WHAT IS NEEDED:
For the word "value", find each line in the entries where it occurs and copy that line.

ENTRIES SUPPLIED:
----------------------------------------
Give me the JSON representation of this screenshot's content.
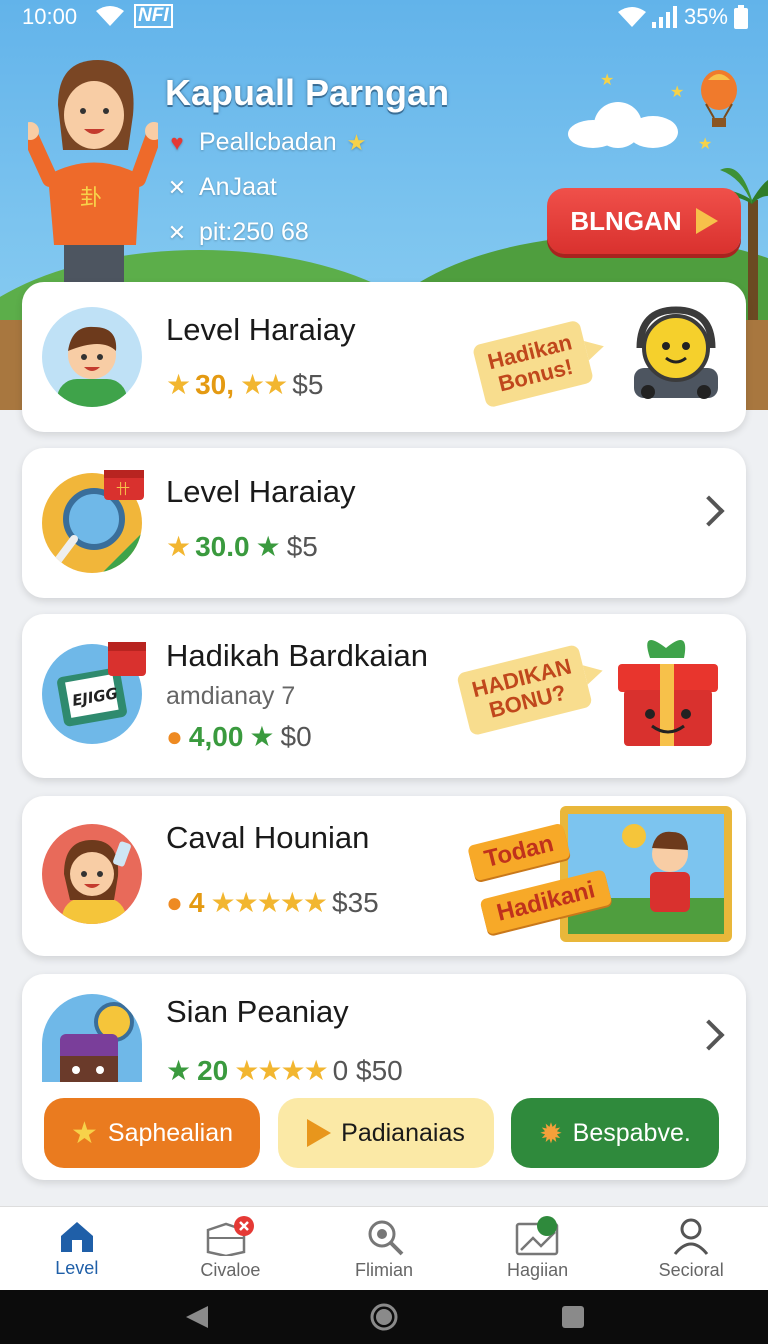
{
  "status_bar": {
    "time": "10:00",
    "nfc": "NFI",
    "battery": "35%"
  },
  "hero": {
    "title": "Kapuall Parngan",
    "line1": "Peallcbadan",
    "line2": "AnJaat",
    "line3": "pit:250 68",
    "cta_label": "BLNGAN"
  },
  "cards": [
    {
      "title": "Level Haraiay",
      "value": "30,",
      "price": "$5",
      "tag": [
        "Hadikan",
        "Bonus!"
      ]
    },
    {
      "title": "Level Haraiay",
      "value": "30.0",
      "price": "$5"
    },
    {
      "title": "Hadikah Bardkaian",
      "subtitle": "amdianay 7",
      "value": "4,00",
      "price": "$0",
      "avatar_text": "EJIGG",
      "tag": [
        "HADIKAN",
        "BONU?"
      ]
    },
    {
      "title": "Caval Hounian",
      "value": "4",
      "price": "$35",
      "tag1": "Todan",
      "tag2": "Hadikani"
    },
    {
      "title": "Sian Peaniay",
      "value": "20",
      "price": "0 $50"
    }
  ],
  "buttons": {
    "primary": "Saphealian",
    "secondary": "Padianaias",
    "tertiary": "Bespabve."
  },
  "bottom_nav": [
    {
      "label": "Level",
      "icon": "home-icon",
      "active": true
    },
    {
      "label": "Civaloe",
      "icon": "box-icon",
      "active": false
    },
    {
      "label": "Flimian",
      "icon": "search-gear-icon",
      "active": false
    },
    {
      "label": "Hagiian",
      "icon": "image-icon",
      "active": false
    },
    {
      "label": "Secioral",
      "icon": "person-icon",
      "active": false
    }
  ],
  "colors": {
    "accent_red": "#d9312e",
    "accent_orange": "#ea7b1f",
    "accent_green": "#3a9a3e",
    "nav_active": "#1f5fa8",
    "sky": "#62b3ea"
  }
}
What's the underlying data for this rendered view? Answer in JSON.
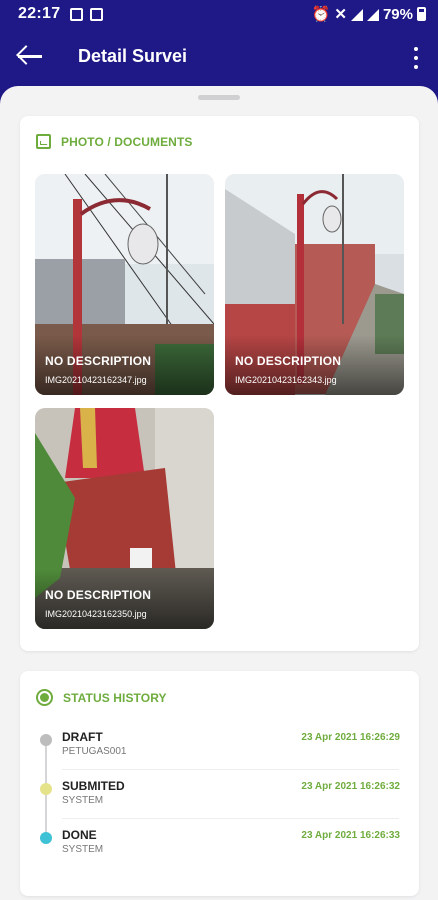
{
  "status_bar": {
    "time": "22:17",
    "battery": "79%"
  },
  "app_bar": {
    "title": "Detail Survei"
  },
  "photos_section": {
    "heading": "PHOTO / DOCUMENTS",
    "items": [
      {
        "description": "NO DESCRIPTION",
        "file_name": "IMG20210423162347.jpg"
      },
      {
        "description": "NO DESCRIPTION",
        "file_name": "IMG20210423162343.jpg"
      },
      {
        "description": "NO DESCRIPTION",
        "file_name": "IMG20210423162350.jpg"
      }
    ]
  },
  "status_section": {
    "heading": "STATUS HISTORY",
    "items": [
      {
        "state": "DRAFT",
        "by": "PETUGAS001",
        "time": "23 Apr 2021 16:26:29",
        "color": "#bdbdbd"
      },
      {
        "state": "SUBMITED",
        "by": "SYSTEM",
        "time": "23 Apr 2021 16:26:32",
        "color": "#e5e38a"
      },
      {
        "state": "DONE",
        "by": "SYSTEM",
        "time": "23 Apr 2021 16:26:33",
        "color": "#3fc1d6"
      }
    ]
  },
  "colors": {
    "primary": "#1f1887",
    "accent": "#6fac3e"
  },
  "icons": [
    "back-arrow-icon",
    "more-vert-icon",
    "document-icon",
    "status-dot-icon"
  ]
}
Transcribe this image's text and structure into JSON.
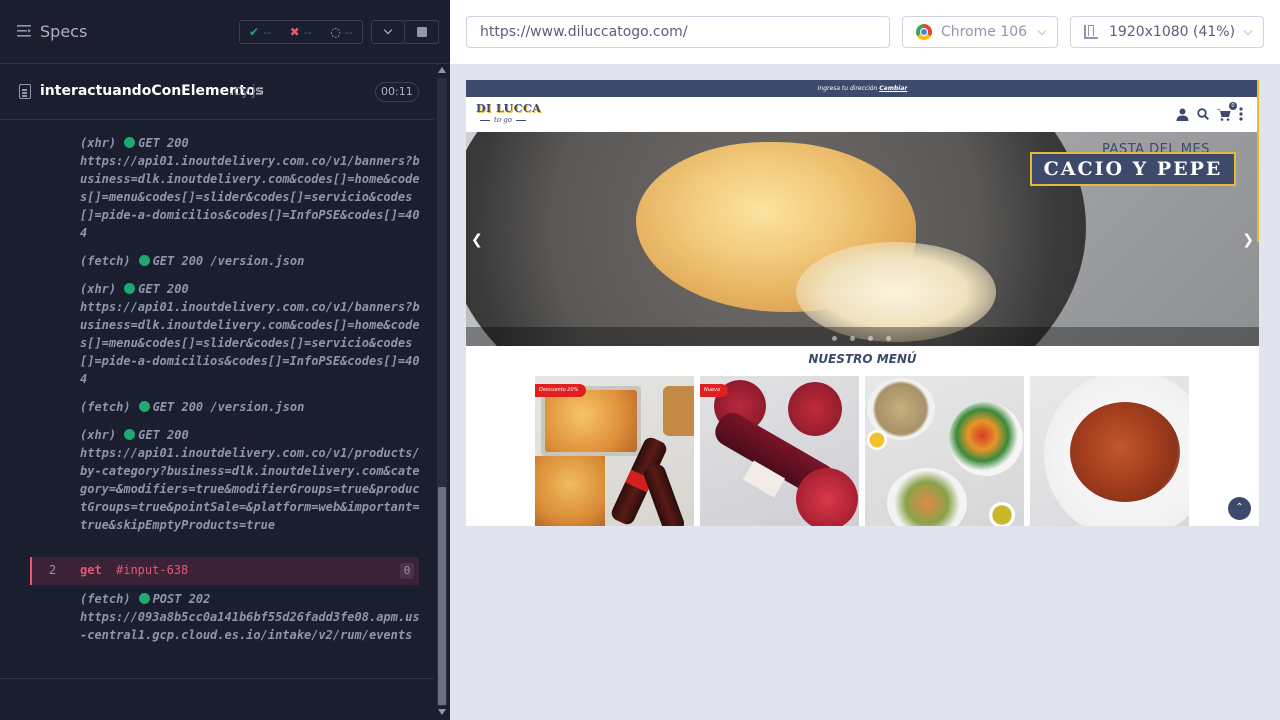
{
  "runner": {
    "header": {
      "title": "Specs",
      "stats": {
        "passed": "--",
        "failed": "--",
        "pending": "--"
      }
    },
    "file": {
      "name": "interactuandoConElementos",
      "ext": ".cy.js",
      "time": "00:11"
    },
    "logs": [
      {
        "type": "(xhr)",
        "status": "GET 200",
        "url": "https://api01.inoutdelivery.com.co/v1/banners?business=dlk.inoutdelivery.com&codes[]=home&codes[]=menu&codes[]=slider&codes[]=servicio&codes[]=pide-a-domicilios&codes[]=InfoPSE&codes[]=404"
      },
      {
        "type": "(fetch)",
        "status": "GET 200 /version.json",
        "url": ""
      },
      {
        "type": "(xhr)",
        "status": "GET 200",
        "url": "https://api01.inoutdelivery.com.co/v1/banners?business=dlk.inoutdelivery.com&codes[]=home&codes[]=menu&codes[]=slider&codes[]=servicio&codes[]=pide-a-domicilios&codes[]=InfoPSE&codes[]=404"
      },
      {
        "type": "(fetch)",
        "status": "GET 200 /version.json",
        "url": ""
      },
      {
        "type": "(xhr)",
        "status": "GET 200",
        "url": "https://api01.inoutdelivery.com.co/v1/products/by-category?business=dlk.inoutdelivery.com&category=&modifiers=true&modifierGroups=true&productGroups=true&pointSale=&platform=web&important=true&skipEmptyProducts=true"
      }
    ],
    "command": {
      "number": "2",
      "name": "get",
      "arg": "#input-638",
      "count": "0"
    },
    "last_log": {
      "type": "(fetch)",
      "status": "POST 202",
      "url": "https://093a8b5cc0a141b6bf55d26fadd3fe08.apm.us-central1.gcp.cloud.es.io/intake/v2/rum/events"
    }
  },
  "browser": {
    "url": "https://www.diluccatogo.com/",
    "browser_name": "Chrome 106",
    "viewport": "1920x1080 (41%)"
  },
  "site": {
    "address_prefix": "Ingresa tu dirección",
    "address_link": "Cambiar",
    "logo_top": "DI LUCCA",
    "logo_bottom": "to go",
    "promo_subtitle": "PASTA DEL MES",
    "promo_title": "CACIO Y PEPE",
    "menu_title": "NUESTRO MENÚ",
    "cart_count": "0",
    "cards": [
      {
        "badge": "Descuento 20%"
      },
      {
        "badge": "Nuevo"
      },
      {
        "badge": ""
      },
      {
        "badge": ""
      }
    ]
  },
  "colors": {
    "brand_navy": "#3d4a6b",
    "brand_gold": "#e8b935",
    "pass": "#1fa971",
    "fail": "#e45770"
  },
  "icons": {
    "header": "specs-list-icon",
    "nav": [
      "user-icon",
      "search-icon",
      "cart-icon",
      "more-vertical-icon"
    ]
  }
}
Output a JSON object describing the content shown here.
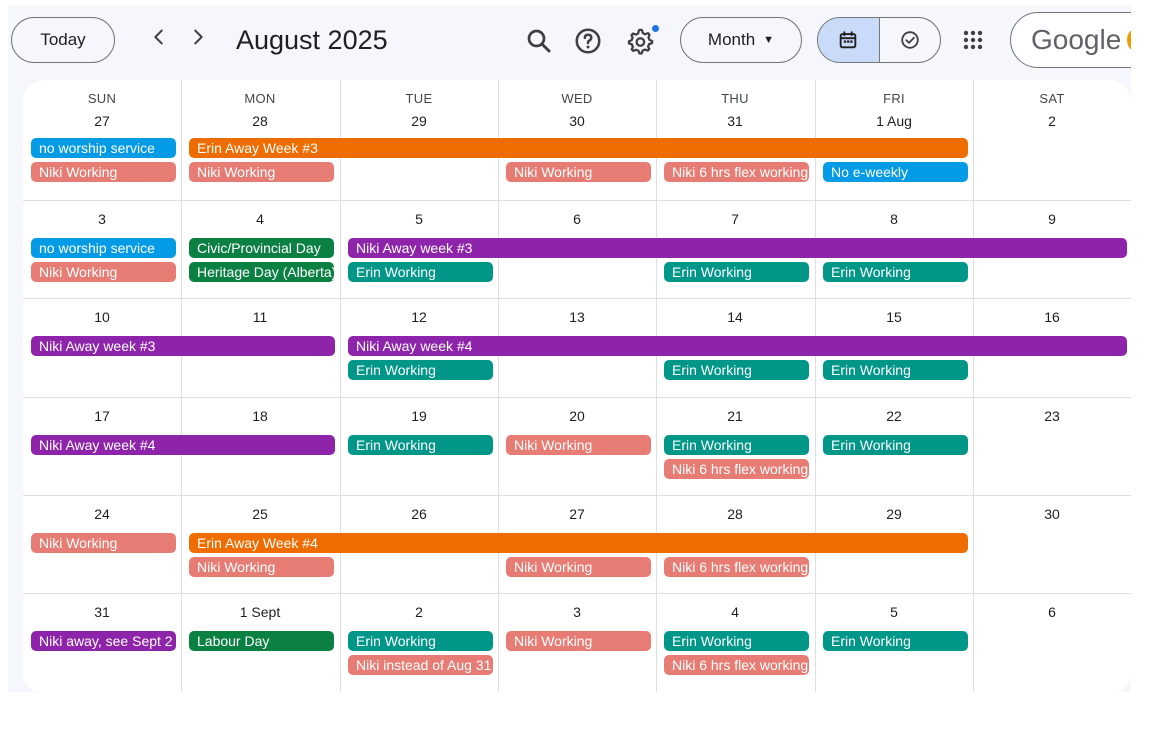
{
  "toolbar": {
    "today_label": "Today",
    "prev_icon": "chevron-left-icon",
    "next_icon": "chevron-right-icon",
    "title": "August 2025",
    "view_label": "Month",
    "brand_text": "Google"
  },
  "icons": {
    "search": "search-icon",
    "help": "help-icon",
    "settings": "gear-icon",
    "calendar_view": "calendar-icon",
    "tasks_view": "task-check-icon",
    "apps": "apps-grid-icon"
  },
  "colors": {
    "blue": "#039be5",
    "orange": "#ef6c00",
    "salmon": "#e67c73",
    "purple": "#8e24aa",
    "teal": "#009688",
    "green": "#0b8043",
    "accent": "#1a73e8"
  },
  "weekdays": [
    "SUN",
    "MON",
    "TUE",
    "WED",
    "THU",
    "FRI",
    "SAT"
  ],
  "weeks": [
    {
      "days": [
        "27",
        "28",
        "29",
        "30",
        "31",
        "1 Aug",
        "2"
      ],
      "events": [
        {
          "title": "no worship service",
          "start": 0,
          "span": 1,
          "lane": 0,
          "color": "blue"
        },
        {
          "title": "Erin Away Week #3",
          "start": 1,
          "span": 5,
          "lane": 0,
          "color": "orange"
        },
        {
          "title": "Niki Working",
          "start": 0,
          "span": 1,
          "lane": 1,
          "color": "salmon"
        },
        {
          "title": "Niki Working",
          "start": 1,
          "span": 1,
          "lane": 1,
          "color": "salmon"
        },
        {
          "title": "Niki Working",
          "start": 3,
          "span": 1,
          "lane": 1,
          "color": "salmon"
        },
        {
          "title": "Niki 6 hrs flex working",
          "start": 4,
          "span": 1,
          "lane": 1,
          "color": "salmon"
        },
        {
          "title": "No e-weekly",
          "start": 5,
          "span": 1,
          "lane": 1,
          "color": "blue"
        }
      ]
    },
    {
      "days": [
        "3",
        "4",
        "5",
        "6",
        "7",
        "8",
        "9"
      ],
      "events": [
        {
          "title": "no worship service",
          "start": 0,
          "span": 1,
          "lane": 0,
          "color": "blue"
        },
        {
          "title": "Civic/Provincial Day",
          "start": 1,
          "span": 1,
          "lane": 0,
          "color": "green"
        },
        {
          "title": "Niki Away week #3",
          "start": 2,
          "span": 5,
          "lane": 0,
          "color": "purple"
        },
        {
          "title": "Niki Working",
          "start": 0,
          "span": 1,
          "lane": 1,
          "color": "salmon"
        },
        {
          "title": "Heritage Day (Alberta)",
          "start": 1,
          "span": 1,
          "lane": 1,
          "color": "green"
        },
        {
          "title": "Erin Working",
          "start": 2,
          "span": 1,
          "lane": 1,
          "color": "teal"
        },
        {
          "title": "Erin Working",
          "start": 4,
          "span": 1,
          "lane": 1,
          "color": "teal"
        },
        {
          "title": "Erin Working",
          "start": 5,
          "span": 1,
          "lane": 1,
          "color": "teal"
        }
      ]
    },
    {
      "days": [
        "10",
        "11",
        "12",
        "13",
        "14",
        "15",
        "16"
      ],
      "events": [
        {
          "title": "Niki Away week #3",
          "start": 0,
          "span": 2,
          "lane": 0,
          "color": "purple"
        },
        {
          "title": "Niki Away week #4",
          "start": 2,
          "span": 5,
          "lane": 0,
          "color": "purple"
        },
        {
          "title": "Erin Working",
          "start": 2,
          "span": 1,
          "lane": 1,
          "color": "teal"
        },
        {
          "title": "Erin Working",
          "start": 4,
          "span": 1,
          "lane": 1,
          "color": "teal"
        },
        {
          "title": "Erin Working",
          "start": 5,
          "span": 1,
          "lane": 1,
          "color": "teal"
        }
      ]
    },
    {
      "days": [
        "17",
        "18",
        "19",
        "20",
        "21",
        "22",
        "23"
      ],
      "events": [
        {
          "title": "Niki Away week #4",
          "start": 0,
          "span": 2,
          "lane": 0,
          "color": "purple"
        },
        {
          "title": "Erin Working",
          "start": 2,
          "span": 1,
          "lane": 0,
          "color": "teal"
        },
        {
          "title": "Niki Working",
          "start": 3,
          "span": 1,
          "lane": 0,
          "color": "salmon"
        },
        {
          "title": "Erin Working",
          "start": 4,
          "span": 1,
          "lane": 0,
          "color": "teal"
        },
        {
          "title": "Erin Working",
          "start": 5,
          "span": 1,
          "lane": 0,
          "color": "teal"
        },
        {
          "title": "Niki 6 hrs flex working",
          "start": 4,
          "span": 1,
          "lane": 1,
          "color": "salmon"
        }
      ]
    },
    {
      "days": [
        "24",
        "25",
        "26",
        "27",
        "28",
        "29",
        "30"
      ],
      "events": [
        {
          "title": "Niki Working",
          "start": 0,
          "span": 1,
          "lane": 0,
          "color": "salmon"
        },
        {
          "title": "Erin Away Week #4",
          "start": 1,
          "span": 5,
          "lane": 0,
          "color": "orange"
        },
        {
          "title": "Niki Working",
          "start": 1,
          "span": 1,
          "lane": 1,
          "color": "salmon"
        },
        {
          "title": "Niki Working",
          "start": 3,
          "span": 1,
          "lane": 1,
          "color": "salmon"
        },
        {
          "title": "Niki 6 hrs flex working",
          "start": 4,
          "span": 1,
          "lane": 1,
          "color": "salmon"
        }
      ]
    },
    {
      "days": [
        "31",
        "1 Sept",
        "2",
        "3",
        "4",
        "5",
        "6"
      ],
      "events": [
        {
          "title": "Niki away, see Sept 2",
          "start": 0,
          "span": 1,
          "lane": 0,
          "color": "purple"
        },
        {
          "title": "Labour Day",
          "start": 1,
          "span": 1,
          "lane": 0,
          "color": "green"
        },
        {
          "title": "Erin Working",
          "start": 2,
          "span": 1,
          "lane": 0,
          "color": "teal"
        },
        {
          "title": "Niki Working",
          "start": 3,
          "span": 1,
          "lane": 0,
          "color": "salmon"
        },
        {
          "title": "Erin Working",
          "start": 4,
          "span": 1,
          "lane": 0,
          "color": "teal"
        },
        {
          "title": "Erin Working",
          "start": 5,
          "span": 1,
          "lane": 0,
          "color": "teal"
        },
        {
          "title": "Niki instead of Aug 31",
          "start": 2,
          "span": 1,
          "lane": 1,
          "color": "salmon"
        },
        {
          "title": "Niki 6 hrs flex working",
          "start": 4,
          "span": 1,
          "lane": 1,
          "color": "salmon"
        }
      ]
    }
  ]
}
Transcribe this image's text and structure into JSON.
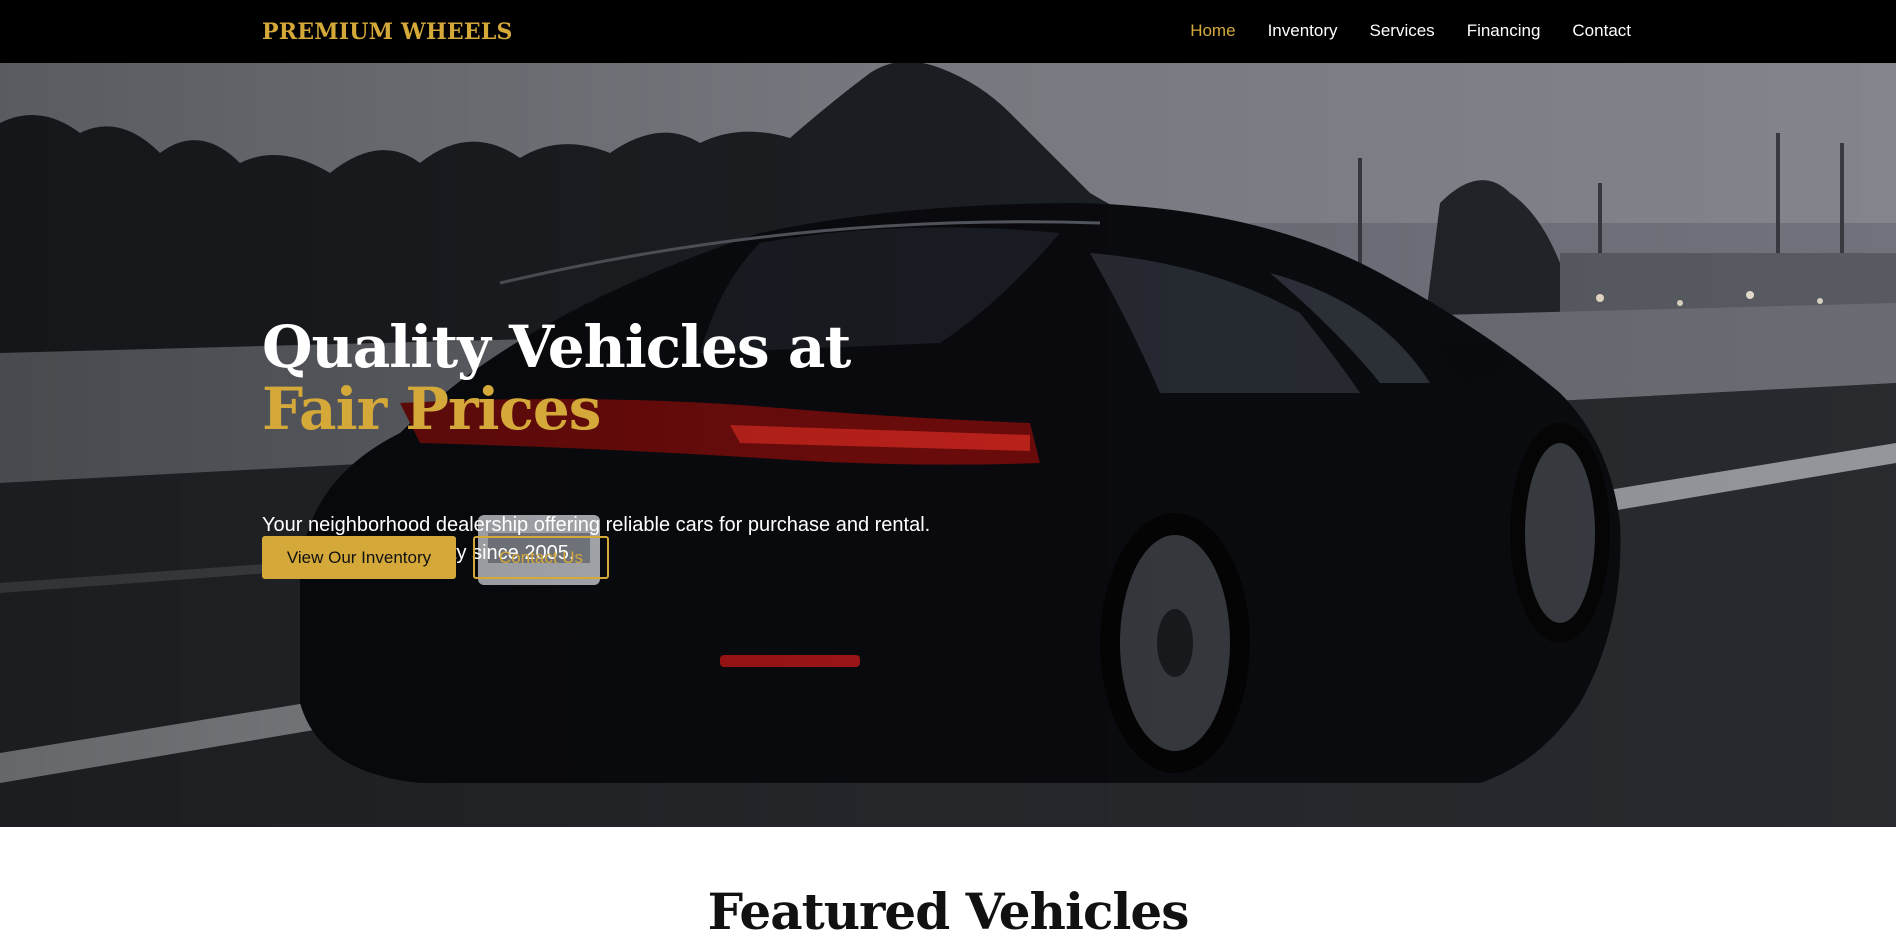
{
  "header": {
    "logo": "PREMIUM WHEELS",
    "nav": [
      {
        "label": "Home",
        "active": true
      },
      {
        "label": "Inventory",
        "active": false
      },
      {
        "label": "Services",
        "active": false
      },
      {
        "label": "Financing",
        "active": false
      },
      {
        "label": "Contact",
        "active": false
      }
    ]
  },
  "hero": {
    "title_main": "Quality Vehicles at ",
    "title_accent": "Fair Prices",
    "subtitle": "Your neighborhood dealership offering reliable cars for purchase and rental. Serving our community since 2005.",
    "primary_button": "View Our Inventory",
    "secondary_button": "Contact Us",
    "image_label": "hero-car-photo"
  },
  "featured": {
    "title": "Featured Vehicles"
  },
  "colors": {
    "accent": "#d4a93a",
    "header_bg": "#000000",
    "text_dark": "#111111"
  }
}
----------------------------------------
EXERCISE SOLUTION:
      "value": "30,",
      "value": "30.0",
      "value": "4,00",
      "value": "4",
      "value": "20",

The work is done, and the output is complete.